#### [WHAT THE TASK REQUIRES]
For each line of the data below that contains "Flight", return that line.

:: DATA LISTING ::

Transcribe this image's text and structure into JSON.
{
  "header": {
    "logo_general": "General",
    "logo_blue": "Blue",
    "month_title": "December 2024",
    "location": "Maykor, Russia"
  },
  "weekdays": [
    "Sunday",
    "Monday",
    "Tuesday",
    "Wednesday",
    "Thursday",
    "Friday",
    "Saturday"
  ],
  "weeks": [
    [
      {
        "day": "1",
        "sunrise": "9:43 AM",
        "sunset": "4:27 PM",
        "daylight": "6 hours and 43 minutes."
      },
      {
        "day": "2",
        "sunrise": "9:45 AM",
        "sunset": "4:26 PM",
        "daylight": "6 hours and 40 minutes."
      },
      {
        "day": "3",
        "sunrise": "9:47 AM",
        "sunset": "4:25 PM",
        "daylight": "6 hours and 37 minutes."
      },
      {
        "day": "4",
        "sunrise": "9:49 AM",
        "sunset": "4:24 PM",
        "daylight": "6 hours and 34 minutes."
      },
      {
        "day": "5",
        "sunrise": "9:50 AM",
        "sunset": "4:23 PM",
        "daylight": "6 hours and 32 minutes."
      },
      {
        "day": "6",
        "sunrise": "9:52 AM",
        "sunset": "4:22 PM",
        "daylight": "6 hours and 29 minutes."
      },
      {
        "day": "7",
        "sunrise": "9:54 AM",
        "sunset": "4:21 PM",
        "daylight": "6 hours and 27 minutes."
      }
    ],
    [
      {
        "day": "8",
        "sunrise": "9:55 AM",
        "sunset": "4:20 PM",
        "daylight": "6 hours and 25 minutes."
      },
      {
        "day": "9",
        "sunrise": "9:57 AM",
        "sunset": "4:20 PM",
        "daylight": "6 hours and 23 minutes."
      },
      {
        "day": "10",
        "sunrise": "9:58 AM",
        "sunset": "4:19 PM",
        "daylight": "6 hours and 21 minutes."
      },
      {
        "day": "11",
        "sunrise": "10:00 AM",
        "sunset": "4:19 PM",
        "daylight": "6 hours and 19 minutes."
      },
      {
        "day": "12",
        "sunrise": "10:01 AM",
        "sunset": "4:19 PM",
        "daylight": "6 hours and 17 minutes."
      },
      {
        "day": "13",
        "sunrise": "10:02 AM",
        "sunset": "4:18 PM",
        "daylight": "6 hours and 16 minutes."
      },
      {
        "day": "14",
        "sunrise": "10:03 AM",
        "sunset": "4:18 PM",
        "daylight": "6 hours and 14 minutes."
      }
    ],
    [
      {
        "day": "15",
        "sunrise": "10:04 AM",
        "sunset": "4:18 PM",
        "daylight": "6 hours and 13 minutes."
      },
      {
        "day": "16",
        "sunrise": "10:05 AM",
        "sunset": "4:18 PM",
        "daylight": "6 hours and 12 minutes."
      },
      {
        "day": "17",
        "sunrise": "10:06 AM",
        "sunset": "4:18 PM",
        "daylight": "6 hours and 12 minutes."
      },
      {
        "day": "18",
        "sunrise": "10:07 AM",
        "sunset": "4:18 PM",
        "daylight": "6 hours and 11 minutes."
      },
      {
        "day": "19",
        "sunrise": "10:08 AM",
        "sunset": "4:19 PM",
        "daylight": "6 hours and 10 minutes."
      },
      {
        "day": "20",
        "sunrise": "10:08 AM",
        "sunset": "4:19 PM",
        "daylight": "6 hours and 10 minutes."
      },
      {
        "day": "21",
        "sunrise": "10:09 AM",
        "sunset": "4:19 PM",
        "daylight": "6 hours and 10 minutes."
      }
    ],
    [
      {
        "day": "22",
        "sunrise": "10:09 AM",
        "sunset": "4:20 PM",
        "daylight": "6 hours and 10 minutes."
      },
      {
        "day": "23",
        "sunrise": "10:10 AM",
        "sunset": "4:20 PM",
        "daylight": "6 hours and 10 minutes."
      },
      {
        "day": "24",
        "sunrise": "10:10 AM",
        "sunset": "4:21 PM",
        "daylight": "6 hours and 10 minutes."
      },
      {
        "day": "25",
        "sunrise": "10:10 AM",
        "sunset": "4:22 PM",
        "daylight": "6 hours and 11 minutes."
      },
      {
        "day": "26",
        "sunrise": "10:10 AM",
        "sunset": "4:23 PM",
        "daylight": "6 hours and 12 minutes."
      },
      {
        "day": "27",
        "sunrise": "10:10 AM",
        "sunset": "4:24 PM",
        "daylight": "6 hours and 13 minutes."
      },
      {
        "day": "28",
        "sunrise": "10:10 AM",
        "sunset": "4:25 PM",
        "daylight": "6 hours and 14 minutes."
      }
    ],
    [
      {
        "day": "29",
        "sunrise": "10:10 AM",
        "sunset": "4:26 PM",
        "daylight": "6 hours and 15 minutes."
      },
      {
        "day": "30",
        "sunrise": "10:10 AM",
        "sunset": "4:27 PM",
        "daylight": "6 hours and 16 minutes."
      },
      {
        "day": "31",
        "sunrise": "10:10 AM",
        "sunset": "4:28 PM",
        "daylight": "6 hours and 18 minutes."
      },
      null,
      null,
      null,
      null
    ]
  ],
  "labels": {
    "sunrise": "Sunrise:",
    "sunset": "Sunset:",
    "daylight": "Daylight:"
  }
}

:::
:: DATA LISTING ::

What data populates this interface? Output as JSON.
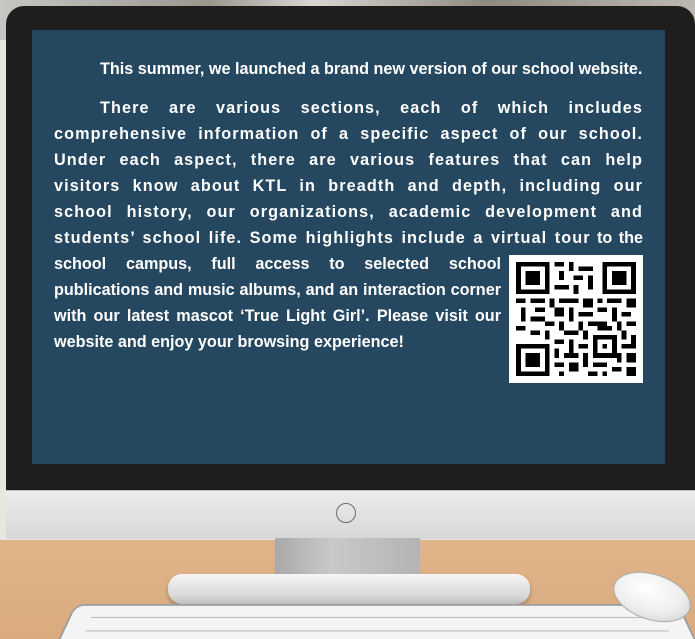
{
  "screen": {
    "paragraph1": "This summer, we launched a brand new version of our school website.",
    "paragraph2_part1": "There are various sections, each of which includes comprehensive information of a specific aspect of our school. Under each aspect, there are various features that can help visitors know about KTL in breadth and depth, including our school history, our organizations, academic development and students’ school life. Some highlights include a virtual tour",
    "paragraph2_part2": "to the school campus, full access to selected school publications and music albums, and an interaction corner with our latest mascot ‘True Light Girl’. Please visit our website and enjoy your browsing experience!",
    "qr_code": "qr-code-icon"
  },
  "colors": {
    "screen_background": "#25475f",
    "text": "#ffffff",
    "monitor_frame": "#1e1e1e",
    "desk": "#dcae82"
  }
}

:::
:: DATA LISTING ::

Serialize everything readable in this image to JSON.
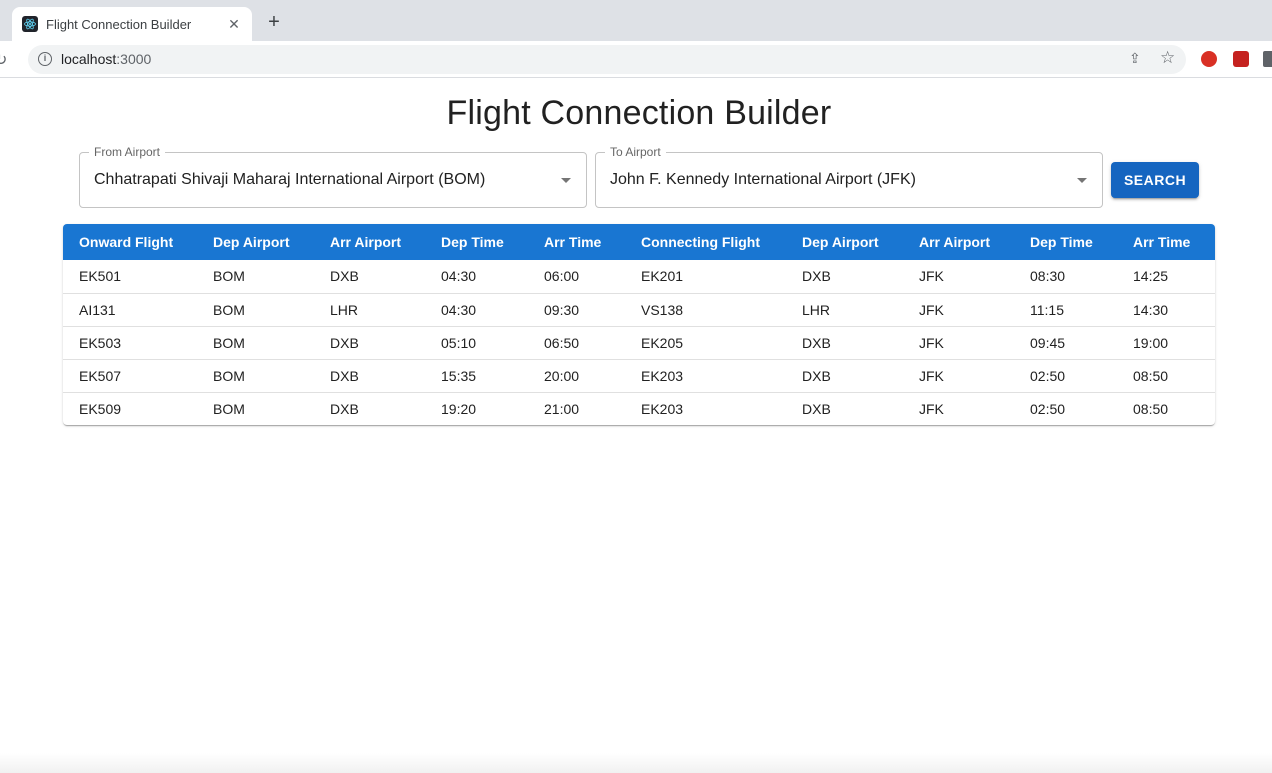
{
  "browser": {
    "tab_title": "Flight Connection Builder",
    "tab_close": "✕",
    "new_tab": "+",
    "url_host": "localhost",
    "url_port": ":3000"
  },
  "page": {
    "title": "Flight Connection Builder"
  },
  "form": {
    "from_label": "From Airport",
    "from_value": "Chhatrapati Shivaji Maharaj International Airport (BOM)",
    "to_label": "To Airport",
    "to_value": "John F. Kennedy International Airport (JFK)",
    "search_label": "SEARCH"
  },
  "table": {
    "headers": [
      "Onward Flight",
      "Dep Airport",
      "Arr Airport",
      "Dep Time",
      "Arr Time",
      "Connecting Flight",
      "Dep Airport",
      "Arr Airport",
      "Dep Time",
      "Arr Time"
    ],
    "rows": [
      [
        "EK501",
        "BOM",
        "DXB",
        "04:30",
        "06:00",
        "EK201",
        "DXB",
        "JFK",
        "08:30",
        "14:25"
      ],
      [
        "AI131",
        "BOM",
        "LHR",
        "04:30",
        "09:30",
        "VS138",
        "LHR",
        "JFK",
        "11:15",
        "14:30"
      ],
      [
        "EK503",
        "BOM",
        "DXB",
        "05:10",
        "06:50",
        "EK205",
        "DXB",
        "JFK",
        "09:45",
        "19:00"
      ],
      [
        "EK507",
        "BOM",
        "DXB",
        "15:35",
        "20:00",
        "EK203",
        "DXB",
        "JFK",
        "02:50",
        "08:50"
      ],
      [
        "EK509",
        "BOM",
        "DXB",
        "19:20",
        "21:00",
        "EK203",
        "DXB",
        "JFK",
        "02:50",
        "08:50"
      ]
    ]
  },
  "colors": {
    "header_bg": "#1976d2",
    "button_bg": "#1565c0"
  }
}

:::

#### [RESULT]
    "tab_title": "Flight Connection Builder",
    "title": "Flight Connection Builder"
      "Onward Flight",
      "Connecting Flight",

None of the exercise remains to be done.